Yesterday the community took part in some filming for the Pentecost Sunday edition of ‘Songs of Praise’. As always with the BBC, infinite trouble was taken to try to get things ‘right’ despite a noisier-than-usual A465 and various aircraft overhead, including a circling bi-plane. If we can take so much trouble with something that is, of its nature, ephemeral, why do we tend to be lazy about prayer and the things of the spirit? Is it because nothing much seems to happen in prayer, or not that we can see, anyway; and we do so want to be ‘happening’ people? Or is it that prayer makes demands on our faith and view of the world that action does not? In short, prayer, by its very nature, seems to contradict everything we believe about the wise use of time?

In today’s novena to the Holy Spirit, we ask especially for the gift of wisdom, but not wisdom as it is usually understood. Biblical wisdom includes elements of sagacity (judgement, discernment) but relies principally upon the closeness to God that the wise man or woman enjoys.

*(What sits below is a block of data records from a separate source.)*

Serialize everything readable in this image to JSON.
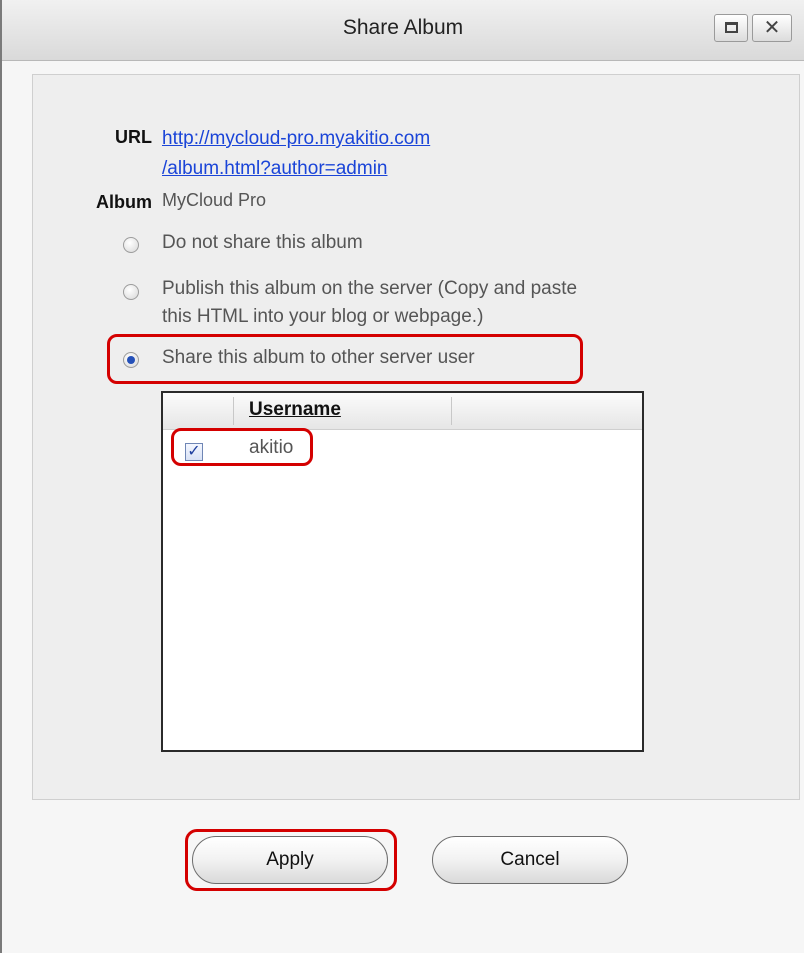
{
  "window": {
    "title": "Share Album",
    "close_glyph": "✕"
  },
  "form": {
    "url_label": "URL",
    "url_line1": "http://mycloud-pro.myakitio.com",
    "url_line2": "/album.html?author=admin",
    "album_label": "Album",
    "album_value": "MyCloud Pro"
  },
  "sharing": {
    "options": [
      {
        "label": "Do not share this album",
        "selected": false
      },
      {
        "label_line1": "Publish this album on the server (Copy and paste",
        "label_line2": "this HTML into your blog or webpage.)",
        "selected": false
      },
      {
        "label": "Share this album to other server user",
        "selected": true
      }
    ]
  },
  "user_list": {
    "column_header": "Username",
    "rows": [
      {
        "username": "akitio",
        "checked": true,
        "check_glyph": "✓"
      }
    ]
  },
  "buttons": {
    "apply": "Apply",
    "cancel": "Cancel"
  },
  "colors": {
    "link": "#1a44d8",
    "highlight": "#d40000",
    "radio_selected": "#2450b8"
  },
  "icons": {
    "maximize": "maximize-icon",
    "close": "close-icon",
    "checkbox": "checkmark-icon"
  }
}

It is, in an important sense, selfless because God is all in all. Openness to God doesn’t just happen, it has to be cultivated; and that can only be done through prayer. Benedict insists that every good work we undertake should begin with prayer. In the monastery we have the custom of praying before we begin any task, whether that be blogging, cooking, driving, working with the BBC or whatever. In that prayer, we ask that God’s will be done; his purposes achieved; his glory magnified. You could say that we are asking to be freed from the demands of our own ego so that there is room for God to operate. That is the wisdom we ask for today, and every day.Facebooktwitterredditpinterestlinkedintumblrmail